void *memcpy(void *dest, void *src, size_t count);

The arguments dest and src point to the destination and source memory blocks, respectively. count specifies the number of bytes to be copied. The return value is dest. If the two blocks of memory overlap, the function might not operate properly--some of the data in src might be overwritten before being copied. Use the memmove() function, discussed next, to handle overlapping memory blocks. memcpy() will be demonstrated in program below.

The memmove() Function
memmove() is very much like memcpy(), copying a specified number of bytes from one memory block to another.

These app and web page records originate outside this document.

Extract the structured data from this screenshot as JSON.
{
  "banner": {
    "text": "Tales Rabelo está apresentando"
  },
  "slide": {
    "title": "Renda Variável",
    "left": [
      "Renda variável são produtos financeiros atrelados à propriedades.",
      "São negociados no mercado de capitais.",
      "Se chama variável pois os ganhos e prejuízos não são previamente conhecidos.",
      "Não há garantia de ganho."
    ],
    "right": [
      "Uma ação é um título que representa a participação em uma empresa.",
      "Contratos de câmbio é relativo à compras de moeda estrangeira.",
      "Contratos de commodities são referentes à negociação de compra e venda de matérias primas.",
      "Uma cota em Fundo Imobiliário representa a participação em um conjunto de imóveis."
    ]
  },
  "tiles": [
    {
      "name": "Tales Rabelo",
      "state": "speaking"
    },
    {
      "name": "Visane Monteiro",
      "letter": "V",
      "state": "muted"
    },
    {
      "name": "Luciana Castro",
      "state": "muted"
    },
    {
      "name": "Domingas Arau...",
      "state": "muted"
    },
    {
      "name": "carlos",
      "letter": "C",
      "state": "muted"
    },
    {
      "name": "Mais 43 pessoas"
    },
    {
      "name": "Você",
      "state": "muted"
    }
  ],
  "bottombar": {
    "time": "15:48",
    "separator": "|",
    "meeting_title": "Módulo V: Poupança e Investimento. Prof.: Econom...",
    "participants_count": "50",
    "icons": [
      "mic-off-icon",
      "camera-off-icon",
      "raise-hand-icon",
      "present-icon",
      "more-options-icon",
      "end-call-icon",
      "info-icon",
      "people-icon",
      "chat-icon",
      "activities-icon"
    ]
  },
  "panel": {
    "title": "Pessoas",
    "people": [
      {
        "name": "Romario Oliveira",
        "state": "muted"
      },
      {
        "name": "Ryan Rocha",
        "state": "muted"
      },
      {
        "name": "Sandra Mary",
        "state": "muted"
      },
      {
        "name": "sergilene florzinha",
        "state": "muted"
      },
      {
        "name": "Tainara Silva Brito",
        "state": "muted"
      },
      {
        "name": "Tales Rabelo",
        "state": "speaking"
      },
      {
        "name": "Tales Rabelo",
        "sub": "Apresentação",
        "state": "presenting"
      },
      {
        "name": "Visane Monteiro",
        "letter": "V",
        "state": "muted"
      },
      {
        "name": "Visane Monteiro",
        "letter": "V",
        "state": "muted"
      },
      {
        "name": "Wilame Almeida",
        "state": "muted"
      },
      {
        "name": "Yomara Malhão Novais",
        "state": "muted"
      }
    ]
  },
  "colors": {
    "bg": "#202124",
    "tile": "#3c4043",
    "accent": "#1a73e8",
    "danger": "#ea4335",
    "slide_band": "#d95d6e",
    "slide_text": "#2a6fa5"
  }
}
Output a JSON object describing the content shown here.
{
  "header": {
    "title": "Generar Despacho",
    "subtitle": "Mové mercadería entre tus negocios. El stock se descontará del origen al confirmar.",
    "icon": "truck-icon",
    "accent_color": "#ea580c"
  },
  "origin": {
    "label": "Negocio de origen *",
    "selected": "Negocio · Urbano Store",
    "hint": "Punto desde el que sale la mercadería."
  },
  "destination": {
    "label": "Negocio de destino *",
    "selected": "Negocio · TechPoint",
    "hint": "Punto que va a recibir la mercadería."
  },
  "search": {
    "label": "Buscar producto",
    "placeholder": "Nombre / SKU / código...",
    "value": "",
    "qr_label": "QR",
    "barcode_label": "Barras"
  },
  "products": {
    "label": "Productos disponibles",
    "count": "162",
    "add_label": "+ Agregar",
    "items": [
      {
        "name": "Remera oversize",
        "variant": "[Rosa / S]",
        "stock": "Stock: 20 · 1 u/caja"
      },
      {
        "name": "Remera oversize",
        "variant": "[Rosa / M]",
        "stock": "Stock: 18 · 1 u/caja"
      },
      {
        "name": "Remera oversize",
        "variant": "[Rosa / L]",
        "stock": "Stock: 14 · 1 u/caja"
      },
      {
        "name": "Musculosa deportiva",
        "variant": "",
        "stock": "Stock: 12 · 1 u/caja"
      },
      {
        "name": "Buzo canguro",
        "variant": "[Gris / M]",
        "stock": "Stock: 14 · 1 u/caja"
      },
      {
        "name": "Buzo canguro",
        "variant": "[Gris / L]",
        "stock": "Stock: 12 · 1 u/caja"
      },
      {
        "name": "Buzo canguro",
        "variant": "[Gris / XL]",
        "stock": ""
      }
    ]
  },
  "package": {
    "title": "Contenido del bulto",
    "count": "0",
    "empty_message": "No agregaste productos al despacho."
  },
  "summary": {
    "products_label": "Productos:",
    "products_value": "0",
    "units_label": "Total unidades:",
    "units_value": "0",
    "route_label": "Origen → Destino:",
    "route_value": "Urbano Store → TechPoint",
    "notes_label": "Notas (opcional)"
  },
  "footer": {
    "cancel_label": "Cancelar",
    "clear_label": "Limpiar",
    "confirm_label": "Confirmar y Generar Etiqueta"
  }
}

It's more flexible, however, because it can handle overlapping memory blocks properly. Because memmove() can do everything memcpy() can do with the added flexibility of dealing with overlapping blocks, you rarely, if ever, should have a reason to use memcpy(). The prototype is
void *memmove(void *dest, void *src, size_t count);

dest and src point to the destination and source memory blocks, and count specifies the number of bytes to be copied. The return value is dest. If the blocks overlap, this function ensures that the source data in the overlapped region is copied before being overwritten. Sample program below demonstrates memset(), memcpy(), and memmove(). A demonstration of memset(), memcpy(), and memmove().
1: /* Demonstrating memset(), memcpy(), and memmove(). */ 2: 3: #include <stdio.h> 4: #include <string.h> 4: 5: char message1[60] = "Four score and seven years ago ..."; 6: char message2[60] = "abcdefghijklmnopqrstuvwxyz"; 7: char temp[60]; 8: 9: main() 10: { 11: printf("\nmessage1[] before memset():\t%s", message1); 12: memset(message1 + 5, `@', 10); 13: printf("\nmessage1[] after memset():\t%s", message1);

1 of 2

14.3.2011 8:27

As a result. DO use memmove() instead of memcpy() in case you're dealing with overlapping memory regions. message2). temp + 16. If. temp + 16. DON'T try to use memset() to initialize type int. memcpy(). things are different.. temp + 4. 10). 29: printf("\nAfter memmove() with overlap:\t%s\n". message2). 27: strcpy(temp. 20: memcpy(temp + 6. message2). 30: 31: } message1[] before memset(): Four score and seven years ago . COPYRIGHT © 2011 java-samples. temp). message1[] after memset(): Four @@@@@@@@@@seven years ago . temp). ALL RIGHTS RESERVED. 19: strcpy( If there's no overlap. 22: 23: strcpy(temp. temp + 4.. and memmove() in C http://www. message2). 17: memcpy(temp + 4. or double arrays to any value other than 0. With overlap.Using memset(). temp). Instead. 16: printf("\n\nOriginal message: %s". the letters e and f are repeated five times. arrays are zero-based). the 6th through 15th characters in message1[] have been changed to @. where the letters e though n were originally located. temp). 2 of 2 14. 25: memmove(temp + 4. memmove() copies the original source characters to the destination. 26: printf("\nAfter memmove() without overlap:\t%s". the source and destination 10). memmove() works just like memcpy(). 18: printf("\nAfter memcpy() without overlap:\t%s". 10). however. temp).Print the tutorial on . When the function tries to copy 10 characters starting at position 4 to position 6. memcpy() works fine. however. When source and destination do not overlap.3. 21: printf("\nAfter memcpy() with overlap:\t%s". Original message: abcdefghijklmnopqrstuvwxyz After memcpy() without overlap: abcdqrstuvwxyzopqrstuvwxyz After memcpy() with overlap: abcdefefefefefefqrstuvwxyz Original message: abcdefghijklmnopqrstuvwxyz After memmove() without overlap: abcdqrstuvwxyzopqrstuvwxyz After memmove() with overlap: abcdefefghijklmnqrstuvwxyz ANALYSIS: The operation of memset() is straightforward. You might expect the letters e through n to be copied over the letters g through p. 24: printf("\n\nOriginal message: %s". an overlap of 8 positions occurs. 28: memmove(temp + 6.php?tutorialid=591 14: 15: strcpy(temp.2011 8:27 . 10). temp).. Note how the pointer notation message1 + 5 is used to specify that memset() is to start setting characters at the sixth character in message1[] (remember. The 10 characters of temp[] starting at position 17 (the letters q through z) have been copied to positions 5 though 14..

Sign up to vote on this title
UsefulNot useful